* Task item
Wherever the word "Mike" appears in a line of the data, that line should be copied.

***** Input *****

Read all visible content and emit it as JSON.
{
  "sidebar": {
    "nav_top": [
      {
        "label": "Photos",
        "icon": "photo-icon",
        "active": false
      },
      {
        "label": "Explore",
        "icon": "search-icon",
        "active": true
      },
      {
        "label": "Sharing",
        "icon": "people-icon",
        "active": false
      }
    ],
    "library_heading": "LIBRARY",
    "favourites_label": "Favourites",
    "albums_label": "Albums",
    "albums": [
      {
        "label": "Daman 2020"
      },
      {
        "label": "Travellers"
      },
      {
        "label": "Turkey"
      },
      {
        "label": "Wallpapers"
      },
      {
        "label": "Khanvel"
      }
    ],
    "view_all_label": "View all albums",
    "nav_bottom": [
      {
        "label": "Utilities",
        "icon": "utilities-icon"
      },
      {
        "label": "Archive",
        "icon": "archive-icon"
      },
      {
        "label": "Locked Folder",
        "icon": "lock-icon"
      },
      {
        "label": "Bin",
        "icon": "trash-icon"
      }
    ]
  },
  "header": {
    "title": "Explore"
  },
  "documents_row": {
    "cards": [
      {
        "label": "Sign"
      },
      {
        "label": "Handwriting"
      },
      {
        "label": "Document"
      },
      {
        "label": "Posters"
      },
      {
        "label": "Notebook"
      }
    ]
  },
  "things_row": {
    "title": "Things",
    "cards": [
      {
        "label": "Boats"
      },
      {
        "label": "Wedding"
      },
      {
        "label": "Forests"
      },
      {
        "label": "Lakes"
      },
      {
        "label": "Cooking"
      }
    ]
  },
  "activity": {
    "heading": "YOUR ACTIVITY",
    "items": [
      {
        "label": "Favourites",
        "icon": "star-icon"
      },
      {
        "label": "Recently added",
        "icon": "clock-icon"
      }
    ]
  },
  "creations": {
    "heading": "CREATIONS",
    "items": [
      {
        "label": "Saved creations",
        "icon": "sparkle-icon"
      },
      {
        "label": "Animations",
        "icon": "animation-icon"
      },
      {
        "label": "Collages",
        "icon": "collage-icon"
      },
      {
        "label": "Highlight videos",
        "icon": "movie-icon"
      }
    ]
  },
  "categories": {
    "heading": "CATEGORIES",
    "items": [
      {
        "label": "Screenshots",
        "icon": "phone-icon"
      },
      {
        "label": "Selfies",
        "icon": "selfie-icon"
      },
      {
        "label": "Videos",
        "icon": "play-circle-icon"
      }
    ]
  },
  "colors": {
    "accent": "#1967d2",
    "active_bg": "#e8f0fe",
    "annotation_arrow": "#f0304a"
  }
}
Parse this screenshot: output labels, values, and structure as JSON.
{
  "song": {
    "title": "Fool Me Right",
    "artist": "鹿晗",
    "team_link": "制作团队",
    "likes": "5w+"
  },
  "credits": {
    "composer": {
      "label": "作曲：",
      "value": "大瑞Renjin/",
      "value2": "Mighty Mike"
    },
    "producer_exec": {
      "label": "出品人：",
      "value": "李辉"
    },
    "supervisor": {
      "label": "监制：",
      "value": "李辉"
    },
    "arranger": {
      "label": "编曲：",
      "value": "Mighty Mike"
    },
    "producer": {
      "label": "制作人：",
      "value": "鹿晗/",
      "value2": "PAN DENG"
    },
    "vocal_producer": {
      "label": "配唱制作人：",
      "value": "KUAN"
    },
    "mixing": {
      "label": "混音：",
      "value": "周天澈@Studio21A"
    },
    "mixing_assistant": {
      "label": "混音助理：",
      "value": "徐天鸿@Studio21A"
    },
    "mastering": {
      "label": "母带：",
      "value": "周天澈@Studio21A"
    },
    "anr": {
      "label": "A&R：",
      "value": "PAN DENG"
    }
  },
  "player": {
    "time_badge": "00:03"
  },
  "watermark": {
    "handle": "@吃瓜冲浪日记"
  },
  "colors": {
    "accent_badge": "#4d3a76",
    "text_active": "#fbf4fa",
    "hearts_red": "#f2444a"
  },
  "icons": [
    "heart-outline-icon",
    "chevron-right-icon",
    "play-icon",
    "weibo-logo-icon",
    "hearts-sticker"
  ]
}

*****

* Answer below
      "value2": "Mighty Mike"
      "value": "Mighty Mike"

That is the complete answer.